A trajectory motion is a very established body of physics that we have seen many applications in the real world. Among many real-world applications, trajectory motion has become the basis for many computer games these days. The very well known game that uses the trajectory motion is the famous Angry-bird game where a player can aim the angry birds with certain angle to create a trajectory motion to hit and crush the targets (castles, items, pigs).

Background My previous article MVVM with HTML5/KnockoutJS should give you a kick start on MVVM with SVG/KnockoutJS. Thereby, I would not cover the basics of SVG/MVVM/KnockoutJS in great details in this article. I invite the reader to also check the paper on trajectory motion simulator Multilayer Perceptron as the basis for Gaming Motion Generation. The Trajectory Motion Equations x = Vx . t y = Vy . t - 0.5 . Writing the Simulation Code 1. 2. DevLink 2013 - Knockout.js Tips and Tricks. Blog Archive. Dynamic D3 with Knockout.js. A couple of things happened recently that prompted me to write this blog post. Firstly, I’ve been playing around with HTML5/javascript based user interfaces and data visualisation. Secondly, I watched a fascinating presentation from UX guru Brett Victor, making me wonder if it was possible to create an interactive, data-drawing app like the one he demonstrates, purely with Javascript.

There are 2 well established JS frameworks that we could combine to help us here: Knockout.js and D3. But can we make them work well together? The pieces – Knockout I assume you know roughly what Knockout.js and D3 are. Here’s a trivial view model that exposes an observable string: Which we can then bind to something in our view/HTML: Now whenever the view-model is updated, either in code ("blah")) or by binding it to a control that accepts input, our UI will automatically reflect the change.
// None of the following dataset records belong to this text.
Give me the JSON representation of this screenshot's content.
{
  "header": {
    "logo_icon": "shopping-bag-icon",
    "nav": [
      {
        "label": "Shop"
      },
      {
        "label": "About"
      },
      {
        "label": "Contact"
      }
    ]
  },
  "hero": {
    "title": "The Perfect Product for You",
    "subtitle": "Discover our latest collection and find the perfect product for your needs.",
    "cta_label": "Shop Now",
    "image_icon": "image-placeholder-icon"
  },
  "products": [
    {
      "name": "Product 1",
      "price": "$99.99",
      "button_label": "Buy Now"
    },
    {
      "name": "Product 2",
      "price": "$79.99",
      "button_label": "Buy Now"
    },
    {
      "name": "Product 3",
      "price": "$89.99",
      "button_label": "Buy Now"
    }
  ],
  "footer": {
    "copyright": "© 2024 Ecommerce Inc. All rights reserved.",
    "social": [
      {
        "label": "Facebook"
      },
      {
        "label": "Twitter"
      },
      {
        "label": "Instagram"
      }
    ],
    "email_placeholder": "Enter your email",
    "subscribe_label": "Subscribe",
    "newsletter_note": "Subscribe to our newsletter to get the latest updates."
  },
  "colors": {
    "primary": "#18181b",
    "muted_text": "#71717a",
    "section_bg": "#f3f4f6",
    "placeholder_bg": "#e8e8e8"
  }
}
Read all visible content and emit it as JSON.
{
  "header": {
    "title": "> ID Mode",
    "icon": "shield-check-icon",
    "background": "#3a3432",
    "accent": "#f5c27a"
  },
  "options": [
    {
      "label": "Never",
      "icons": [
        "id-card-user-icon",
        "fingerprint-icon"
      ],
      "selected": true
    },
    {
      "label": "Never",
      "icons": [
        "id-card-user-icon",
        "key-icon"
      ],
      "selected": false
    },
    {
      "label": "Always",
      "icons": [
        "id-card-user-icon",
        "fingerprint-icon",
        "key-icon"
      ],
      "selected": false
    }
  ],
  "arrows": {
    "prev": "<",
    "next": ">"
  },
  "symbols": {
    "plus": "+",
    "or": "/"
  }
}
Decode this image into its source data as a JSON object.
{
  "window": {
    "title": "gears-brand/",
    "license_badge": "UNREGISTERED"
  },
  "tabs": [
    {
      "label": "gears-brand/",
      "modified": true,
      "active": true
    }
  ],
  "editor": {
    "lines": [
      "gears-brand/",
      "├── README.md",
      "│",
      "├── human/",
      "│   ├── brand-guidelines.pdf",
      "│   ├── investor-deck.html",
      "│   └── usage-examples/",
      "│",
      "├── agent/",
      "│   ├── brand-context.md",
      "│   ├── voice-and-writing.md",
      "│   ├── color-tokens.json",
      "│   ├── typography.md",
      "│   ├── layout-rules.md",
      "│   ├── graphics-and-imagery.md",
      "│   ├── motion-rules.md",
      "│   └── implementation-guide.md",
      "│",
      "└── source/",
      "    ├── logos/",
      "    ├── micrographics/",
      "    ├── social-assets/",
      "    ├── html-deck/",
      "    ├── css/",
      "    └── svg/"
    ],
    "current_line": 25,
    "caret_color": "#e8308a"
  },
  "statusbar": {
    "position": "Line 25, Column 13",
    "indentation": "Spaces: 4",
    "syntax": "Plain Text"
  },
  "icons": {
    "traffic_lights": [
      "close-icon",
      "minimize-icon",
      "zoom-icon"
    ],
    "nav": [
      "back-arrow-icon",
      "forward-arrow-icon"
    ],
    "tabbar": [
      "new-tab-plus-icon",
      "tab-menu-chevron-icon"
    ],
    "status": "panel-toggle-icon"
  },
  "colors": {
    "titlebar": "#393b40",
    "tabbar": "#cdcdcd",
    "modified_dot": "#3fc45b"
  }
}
D3 is a library for creating data-driven documents. Phew. Of course, that’s just scratching the surface.